**What this task involves**
Word for word, restate all of the records.
◆ ◆ ◆
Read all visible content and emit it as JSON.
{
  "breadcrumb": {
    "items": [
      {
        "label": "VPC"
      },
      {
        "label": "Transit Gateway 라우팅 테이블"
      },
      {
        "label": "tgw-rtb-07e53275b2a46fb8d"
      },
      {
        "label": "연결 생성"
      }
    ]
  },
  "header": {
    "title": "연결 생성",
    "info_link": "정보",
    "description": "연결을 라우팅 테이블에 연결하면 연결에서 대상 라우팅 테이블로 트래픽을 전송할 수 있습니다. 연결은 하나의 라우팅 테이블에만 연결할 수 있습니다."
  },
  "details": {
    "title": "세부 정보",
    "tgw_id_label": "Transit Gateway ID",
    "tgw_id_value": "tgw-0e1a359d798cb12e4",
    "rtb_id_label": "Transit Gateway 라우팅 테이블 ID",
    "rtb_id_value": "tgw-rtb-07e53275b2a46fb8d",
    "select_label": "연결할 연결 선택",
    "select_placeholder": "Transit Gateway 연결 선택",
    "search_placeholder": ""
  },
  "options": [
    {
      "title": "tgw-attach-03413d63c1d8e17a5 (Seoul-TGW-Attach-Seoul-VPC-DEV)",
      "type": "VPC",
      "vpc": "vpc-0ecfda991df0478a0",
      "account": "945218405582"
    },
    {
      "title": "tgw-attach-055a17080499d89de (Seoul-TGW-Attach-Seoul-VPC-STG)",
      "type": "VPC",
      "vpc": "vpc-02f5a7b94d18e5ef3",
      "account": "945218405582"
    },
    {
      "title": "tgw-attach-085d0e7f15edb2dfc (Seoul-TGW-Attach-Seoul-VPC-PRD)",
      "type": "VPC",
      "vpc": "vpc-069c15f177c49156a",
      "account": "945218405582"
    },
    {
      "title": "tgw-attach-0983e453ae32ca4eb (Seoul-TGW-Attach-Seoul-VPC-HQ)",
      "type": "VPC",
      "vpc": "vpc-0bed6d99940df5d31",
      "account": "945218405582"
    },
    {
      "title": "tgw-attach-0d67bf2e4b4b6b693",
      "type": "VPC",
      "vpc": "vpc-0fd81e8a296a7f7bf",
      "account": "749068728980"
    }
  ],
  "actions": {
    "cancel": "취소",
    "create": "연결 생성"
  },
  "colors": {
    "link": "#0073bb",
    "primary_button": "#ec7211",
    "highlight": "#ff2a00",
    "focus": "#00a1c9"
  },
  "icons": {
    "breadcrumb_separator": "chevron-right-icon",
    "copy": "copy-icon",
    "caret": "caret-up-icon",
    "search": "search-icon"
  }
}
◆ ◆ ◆
**Solution for this exercise**
Read all visible content and emit it as JSON.
{
  "breadcrumb": {
    "items": [
      {
        "label": "VPC"
      },
      {
        "label": "Transit Gateway 라우팅 테이블"
      },
      {
        "label": "tgw-rtb-07e53275b2a46fb8d"
      },
      {
        "label": "연결 생성"
      }
    ]
  },
  "header": {
    "title": "연결 생성",
    "info_link": "정보",
    "description": "연결을 라우팅 테이블에 연결하면 연결에서 대상 라우팅 테이블로 트래픽을 전송할 수 있습니다. 연결은 하나의 라우팅 테이블에만 연결할 수 있습니다."
  },
  "details": {
    "title": "세부 정보",
    "tgw_id_label": "Transit Gateway ID",
    "tgw_id_value": "tgw-0e1a359d798cb12e4",
    "rtb_id_label": "Transit Gateway 라우팅 테이블 ID",
    "rtb_id_value": "tgw-rtb-07e53275b2a46fb8d",
    "select_label": "연결할 연결 선택",
    "select_placeholder": "Transit Gateway 연결 선택",
    "search_placeholder": ""
  },
  "options": [
    {
      "title": "tgw-attach-03413d63c1d8e17a5 (Seoul-TGW-Attach-Seoul-VPC-DEV)",
      "type": "VPC",
      "vpc": "vpc-0ecfda991df0478a0",
      "account": "945218405582"
    },
    {
      "title": "tgw-attach-055a17080499d89de (Seoul-TGW-Attach-Seoul-VPC-STG)",
      "type": "VPC",
      "vpc": "vpc-02f5a7b94d18e5ef3",
      "account": "945218405582"
    },
    {
      "title": "tgw-attach-085d0e7f15edb2dfc (Seoul-TGW-Attach-Seoul-VPC-PRD)",
      "type": "VPC",
      "vpc": "vpc-069c15f177c49156a",
      "account": "945218405582"
    },
    {
      "title": "tgw-attach-0983e453ae32ca4eb (Seoul-TGW-Attach-Seoul-VPC-HQ)",
      "type": "VPC",
      "vpc": "vpc-0bed6d99940df5d31",
      "account": "945218405582"
    },
    {
      "title": "tgw-attach-0d67bf2e4b4b6b693",
      "type": "VPC",
      "vpc": "vpc-0fd81e8a296a7f7bf",
      "account": "749068728980"
    }
  ],
  "actions": {
    "cancel": "취소",
    "create": "연결 생성"
  },
  "colors": {
    "link": "#0073bb",
    "primary_button": "#ec7211",
    "highlight": "#ff2a00",
    "focus": "#00a1c9"
  },
  "icons": {
    "breadcrumb_separator": "chevron-right-icon",
    "copy": "copy-icon",
    "caret": "caret-up-icon",
    "search": "search-icon"
  }
}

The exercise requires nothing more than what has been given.